Richard Branson the head of Virgin, has said that his company is joining up with Qualcomm in order to put thousands of Internet satellites into orbit to offer Web access to remote locations on the planet, which currently don’t have Internet access. The idea of providing Internet access globally is not new. You probably have heard of the  Facebook and Google Projects that are also working towards a similar goals.

To ensure that the project will actually happen, both the companies will be putting large sums of money into satellite Internet firm OneWeb Ltd. The firm maybe known by its former name of WorldVu Satellites.

Branson informed CNBC on Thursday of last week, “We plan to put an initial array of 648 satellites up, and if that’s successful, we want to go to 2,400 satellites…The idea is to reach the billions of people who don’t have Internet access and to do so with good quality reception and good prices.”

The International Telecommunications Union has said more than 50% of the world’s population is currently without Internet access. OneWeb said in a release that the venture will include the initial array of nearly 650 micro satellites that are intended to provide “low-latency, high-speed Internet access directly to small user terminals deployed around the world,” The scheme is designed to connect “rural and remote areas” using the satellites.

These satellites are estimated to cost around $350,000 each to construct. The satellites will be put into orbit by Virgin Galactic’s (under-construction) orbital launch vehicle, LauncherOne. This is a method which Branson says will be highly cost effective. “It’s much more efficient than the big rockets of the past,” he said. “We can literally take off every three or four hours.” This news comes with speculation that OneWeb may work with Elon Musk’s SpaceX company on the production of the satellites.

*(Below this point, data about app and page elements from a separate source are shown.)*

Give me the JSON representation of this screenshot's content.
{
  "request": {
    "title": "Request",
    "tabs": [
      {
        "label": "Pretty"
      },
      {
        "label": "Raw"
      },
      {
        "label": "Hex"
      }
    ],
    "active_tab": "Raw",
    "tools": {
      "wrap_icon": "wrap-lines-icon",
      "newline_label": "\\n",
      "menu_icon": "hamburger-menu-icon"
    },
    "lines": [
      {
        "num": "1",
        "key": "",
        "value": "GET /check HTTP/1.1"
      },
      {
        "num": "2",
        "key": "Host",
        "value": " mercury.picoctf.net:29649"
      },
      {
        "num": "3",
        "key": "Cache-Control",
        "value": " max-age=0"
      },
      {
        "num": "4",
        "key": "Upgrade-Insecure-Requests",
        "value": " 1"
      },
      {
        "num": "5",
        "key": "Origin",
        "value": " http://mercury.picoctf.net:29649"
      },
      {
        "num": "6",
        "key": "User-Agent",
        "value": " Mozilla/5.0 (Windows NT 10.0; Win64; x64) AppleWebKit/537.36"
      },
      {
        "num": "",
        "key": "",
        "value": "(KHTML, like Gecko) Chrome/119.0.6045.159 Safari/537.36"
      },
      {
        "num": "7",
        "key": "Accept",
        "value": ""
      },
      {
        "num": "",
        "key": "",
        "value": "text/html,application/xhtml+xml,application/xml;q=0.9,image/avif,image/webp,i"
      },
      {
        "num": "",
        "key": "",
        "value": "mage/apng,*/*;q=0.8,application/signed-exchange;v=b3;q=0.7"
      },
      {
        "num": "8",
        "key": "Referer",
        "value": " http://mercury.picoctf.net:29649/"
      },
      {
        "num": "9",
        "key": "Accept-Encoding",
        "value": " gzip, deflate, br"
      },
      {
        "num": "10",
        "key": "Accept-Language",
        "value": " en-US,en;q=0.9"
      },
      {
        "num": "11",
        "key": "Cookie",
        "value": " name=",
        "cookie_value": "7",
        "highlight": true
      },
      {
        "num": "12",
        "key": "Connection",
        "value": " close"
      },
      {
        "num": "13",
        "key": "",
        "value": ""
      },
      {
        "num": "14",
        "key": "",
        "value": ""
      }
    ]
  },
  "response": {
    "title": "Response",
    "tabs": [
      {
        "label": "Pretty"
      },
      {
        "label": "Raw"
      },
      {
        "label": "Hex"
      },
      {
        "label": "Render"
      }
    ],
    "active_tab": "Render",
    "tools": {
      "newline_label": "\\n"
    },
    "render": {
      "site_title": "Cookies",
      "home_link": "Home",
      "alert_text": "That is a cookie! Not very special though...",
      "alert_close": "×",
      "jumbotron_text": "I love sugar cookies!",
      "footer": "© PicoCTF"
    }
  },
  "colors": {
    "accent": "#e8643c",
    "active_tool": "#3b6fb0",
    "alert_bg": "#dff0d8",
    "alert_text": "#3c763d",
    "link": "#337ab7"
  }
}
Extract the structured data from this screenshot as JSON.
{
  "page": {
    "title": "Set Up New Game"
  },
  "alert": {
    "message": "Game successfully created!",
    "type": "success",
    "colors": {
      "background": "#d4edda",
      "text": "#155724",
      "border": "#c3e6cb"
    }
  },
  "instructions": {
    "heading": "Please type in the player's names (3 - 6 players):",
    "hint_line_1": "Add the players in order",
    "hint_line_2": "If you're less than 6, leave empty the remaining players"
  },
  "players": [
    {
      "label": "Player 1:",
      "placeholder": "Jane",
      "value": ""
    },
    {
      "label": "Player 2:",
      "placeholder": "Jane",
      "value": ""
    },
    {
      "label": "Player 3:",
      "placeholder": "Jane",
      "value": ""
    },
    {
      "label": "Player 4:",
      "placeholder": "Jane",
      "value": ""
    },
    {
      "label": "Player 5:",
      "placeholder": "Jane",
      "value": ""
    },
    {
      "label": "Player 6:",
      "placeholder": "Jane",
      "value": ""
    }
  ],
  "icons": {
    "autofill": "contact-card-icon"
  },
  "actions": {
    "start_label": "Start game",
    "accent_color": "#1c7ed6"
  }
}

In the meantime, it appears as though the race is on to be the first to succeed with sky-based, plan-t wide broadband initiatives. On the one hand we have Facebook looking to send drones into orbit to bring Web access to the people, whilst on the other hand Google is focussing on high-altitude balloons and satellites to achieve the same.

[Image via pcmag]